Repeat every record below exactly, omitting any pictures.

[MATERIAL SUPPLIED]

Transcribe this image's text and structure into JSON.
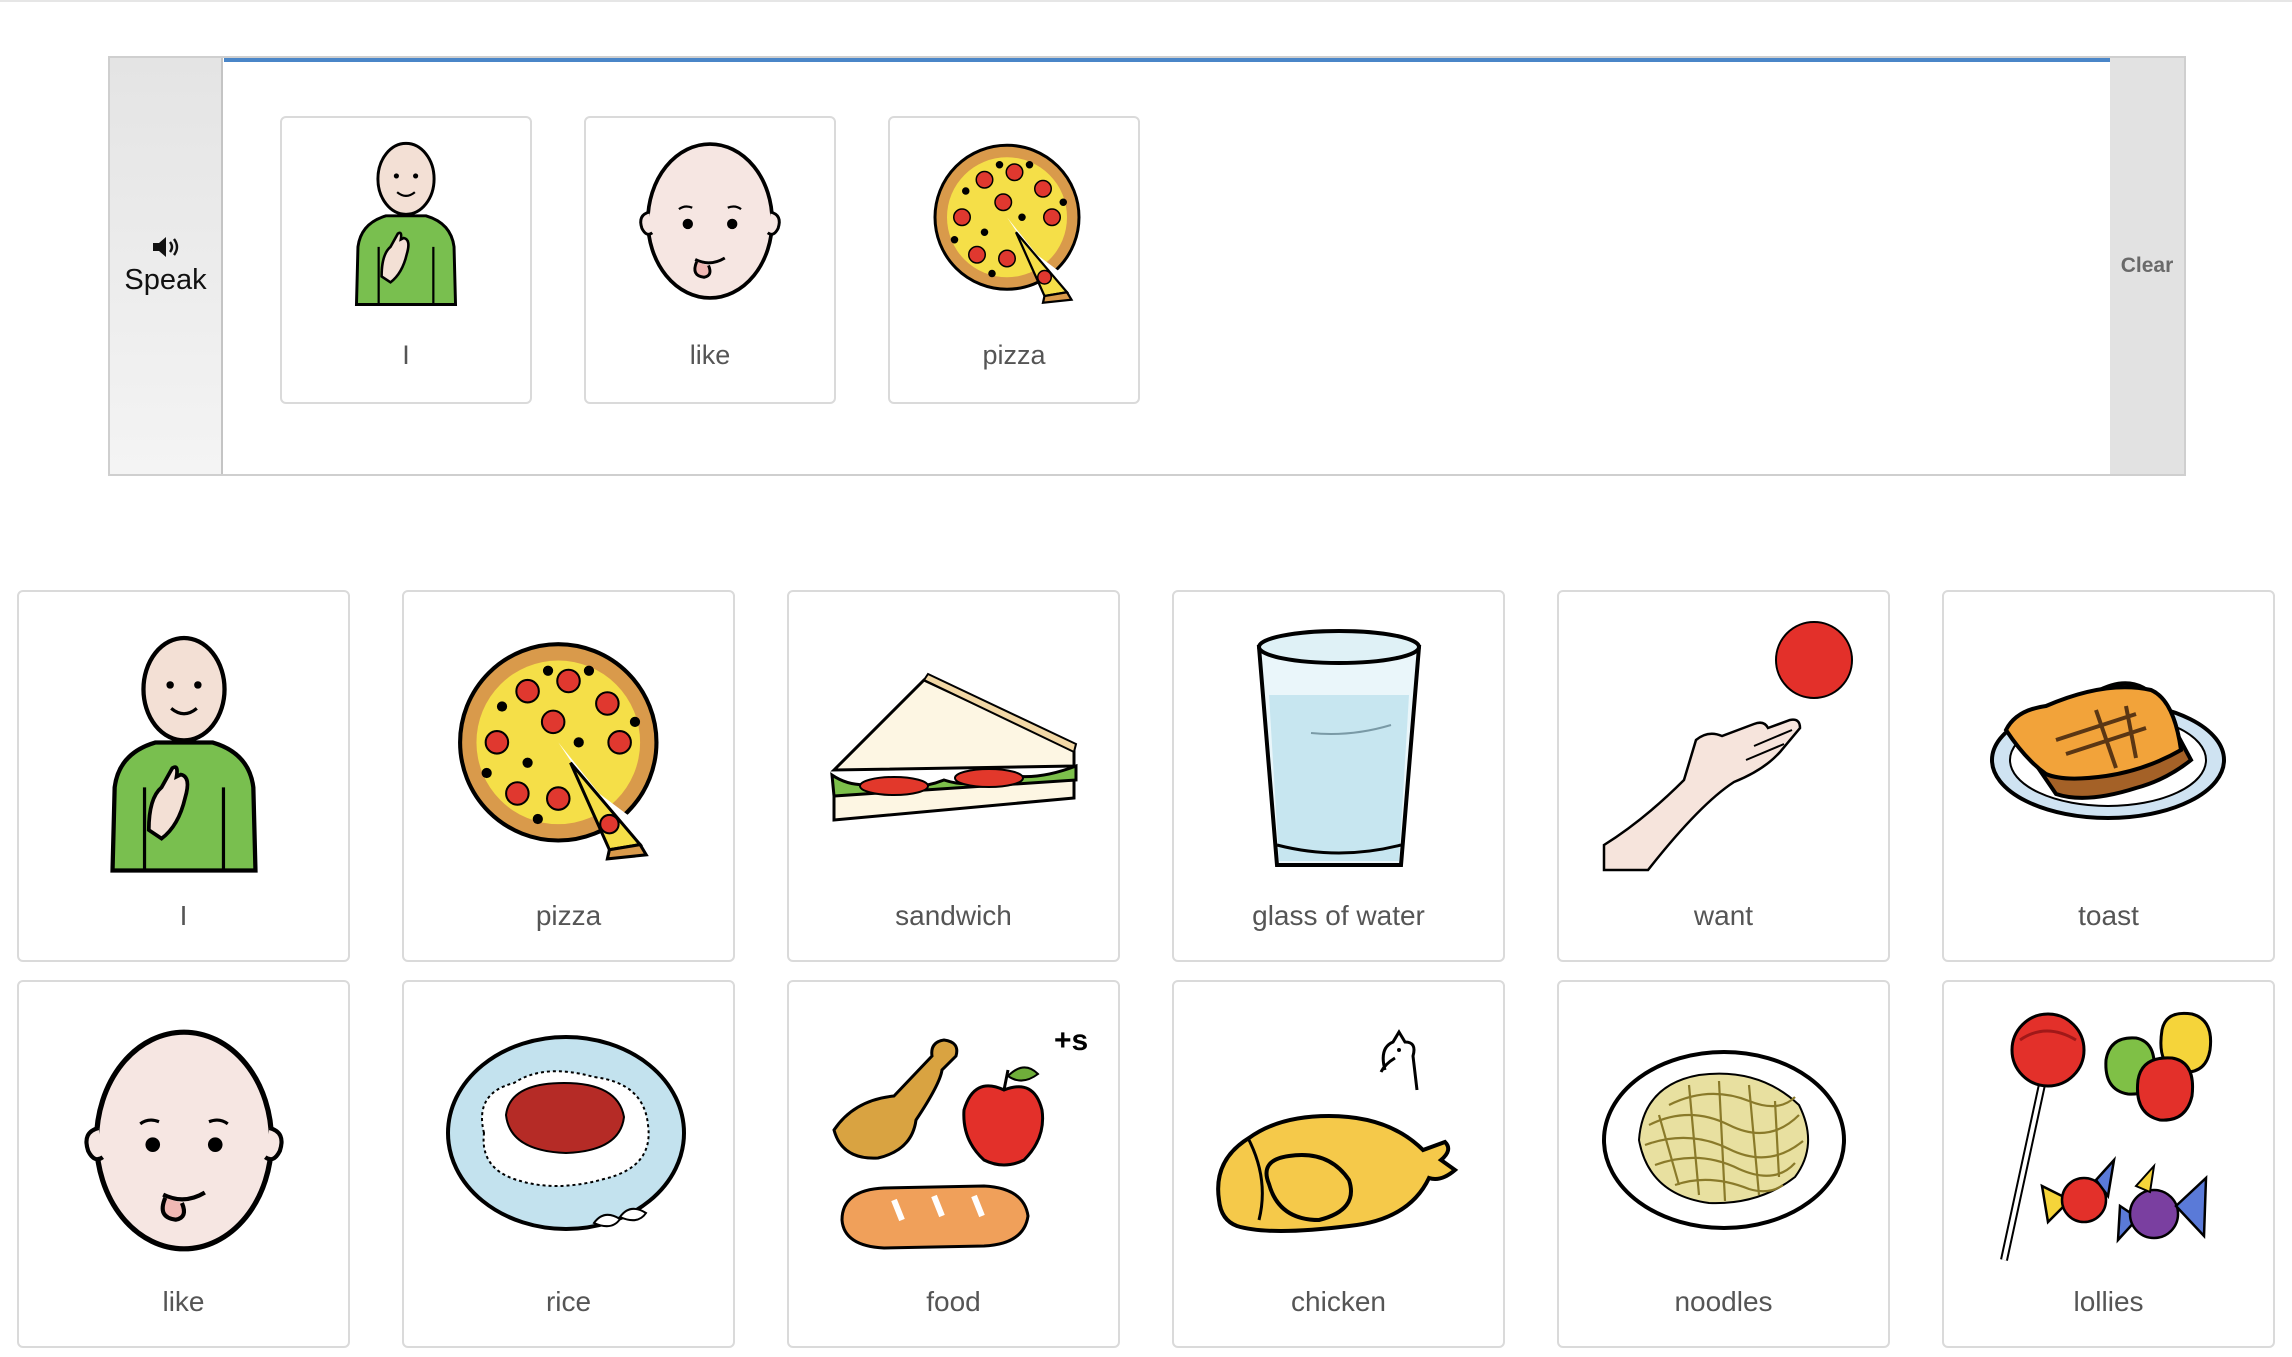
{
  "sentence_bar": {
    "speak_label": "Speak",
    "speak_icon": "speaker-icon",
    "clear_label": "Clear",
    "words": [
      {
        "label": "I",
        "icon": "person-pointing-self-icon"
      },
      {
        "label": "like",
        "icon": "face-licking-lips-icon"
      },
      {
        "label": "pizza",
        "icon": "pizza-icon"
      }
    ]
  },
  "grid": {
    "row1": [
      {
        "label": "I",
        "icon": "person-pointing-self-icon"
      },
      {
        "label": "pizza",
        "icon": "pizza-icon"
      },
      {
        "label": "sandwich",
        "icon": "sandwich-icon"
      },
      {
        "label": "glass of water",
        "icon": "glass-of-water-icon"
      },
      {
        "label": "want",
        "icon": "hand-reaching-ball-icon"
      },
      {
        "label": "toast",
        "icon": "toast-icon"
      }
    ],
    "row2": [
      {
        "label": "like",
        "icon": "face-licking-lips-icon"
      },
      {
        "label": "rice",
        "icon": "rice-plate-icon"
      },
      {
        "label": "food",
        "icon": "food-group-icon"
      },
      {
        "label": "chicken",
        "icon": "roast-chicken-icon"
      },
      {
        "label": "noodles",
        "icon": "noodles-icon"
      },
      {
        "label": "lollies",
        "icon": "lollies-icon"
      }
    ]
  },
  "colors": {
    "accent": "#4a86c8",
    "card_border": "#dadada",
    "label_text": "#555555"
  }
}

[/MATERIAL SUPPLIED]

**SOLVED EXERCISE**
Transcribe this image's text and structure into JSON.
{
  "sentence_bar": {
    "speak_label": "Speak",
    "speak_icon": "speaker-icon",
    "clear_label": "Clear",
    "words": [
      {
        "label": "I",
        "icon": "person-pointing-self-icon"
      },
      {
        "label": "like",
        "icon": "face-licking-lips-icon"
      },
      {
        "label": "pizza",
        "icon": "pizza-icon"
      }
    ]
  },
  "grid": {
    "row1": [
      {
        "label": "I",
        "icon": "person-pointing-self-icon"
      },
      {
        "label": "pizza",
        "icon": "pizza-icon"
      },
      {
        "label": "sandwich",
        "icon": "sandwich-icon"
      },
      {
        "label": "glass of water",
        "icon": "glass-of-water-icon"
      },
      {
        "label": "want",
        "icon": "hand-reaching-ball-icon"
      },
      {
        "label": "toast",
        "icon": "toast-icon"
      }
    ],
    "row2": [
      {
        "label": "like",
        "icon": "face-licking-lips-icon"
      },
      {
        "label": "rice",
        "icon": "rice-plate-icon"
      },
      {
        "label": "food",
        "icon": "food-group-icon"
      },
      {
        "label": "chicken",
        "icon": "roast-chicken-icon"
      },
      {
        "label": "noodles",
        "icon": "noodles-icon"
      },
      {
        "label": "lollies",
        "icon": "lollies-icon"
      }
    ]
  },
  "colors": {
    "accent": "#4a86c8",
    "card_border": "#dadada",
    "label_text": "#555555"
  }
}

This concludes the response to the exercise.